Last week’s fares here at Gourmeted are:

Things we loved from neighboring food sites:

What’s up this week? Take a peek:

  • Review of Sauce restaurant
  • Part II of How We Take Food Photos: The Grey Card
  • Ultimate Cinnamon Rolls

That’s it for now. Have a great week everyone. And happy eating!

Posted in appetizer, Asian dish, baking, beef, breakfast, chocolate, cookies, dailies, dessert, Filipino dishes, kitchen tools and gadgets, offal, original Gourmeted recipe, photography2 Comments

Lengua Estofada (Braised Beef Tongue)

I’ve loved Lengua Estofada since I was a child. My grandmother and mother make really good ones. In fact, I called my mom last week to ask her how she makes them.
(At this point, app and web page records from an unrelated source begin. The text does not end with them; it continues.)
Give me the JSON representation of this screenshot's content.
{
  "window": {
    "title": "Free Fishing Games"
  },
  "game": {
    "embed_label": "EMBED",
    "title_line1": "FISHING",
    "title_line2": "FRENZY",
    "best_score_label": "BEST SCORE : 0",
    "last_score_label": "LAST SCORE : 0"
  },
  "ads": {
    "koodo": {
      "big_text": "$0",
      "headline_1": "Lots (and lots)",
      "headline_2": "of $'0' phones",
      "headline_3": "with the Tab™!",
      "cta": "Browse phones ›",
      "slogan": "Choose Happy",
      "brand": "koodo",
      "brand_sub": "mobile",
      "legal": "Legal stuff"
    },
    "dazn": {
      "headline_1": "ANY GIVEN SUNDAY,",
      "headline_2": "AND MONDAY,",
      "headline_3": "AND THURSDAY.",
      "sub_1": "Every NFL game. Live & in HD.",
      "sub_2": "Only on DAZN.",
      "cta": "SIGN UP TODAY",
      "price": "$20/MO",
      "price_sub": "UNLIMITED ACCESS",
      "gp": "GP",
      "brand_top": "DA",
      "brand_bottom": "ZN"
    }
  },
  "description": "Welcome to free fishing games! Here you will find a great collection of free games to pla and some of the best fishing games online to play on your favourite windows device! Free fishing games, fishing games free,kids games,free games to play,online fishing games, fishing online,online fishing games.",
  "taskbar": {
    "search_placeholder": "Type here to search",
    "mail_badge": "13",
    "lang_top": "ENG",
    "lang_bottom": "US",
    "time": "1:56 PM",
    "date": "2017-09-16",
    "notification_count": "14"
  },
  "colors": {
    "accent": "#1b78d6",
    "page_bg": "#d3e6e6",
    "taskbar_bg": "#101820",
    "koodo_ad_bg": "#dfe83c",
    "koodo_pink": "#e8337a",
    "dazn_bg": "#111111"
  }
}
I just smiled and nodded while listening, asking myself — What have I gotten into?

Let me explain. When I bought half a tongue, if I hadn’t known how good Lengua Estofada was, I would’ve backed out. I’ve neither cooked it before nor watched how it’s prepared, and coming face to face with this offal made my stomach turn.

It looks harmless and yummy!

I’ve witnessed pig, chicken, and cows killed for food. I eat fish eyes, fish eggs in the fish, and balut (it was one of the food challenges on Fear Factor). I’ve seen my fair share of ‘gross’, for lack of a better word, that’s why I didn’t foresee a squeamish self at the sight of beef tongue…but there you go. Cleaning and cooking it was another story. I won’t get there for the sake of some of you. I did not take step-by-step photos either, for the same reason.

This isn’t for the faint of heart, dear readers, but if you’re feeling adventurous you’ll be rewarded with something so delicious! I sure hope I didn’t deter you from making this beloved Filipino delicacy:

Lengua Estofado (Braised Beef Tongue)

The ingredients really came together. The tomato-based sauce added a boost of flavor to the meats. I cooked some beef meat with it, as you can see above, so that Dan will have something in case he didn’t like the tongue. He’s never had it before and I wasn’t about to force him to do so. [He did try a couple of slices and I'm so proud of him!] Traditionally, this dish has chunks of tomatoes and carrots, but for my version, I fried potato slices and took the carrots out altogether. Dan said the fried potato was perfect in this dish and was a nice contrast of texture with the tender meats.

Here’s the recipe: Continue Reading

Posted in beef, featured, Filipino dishes, offal, original Gourmeted recipe, vegetables36 Comments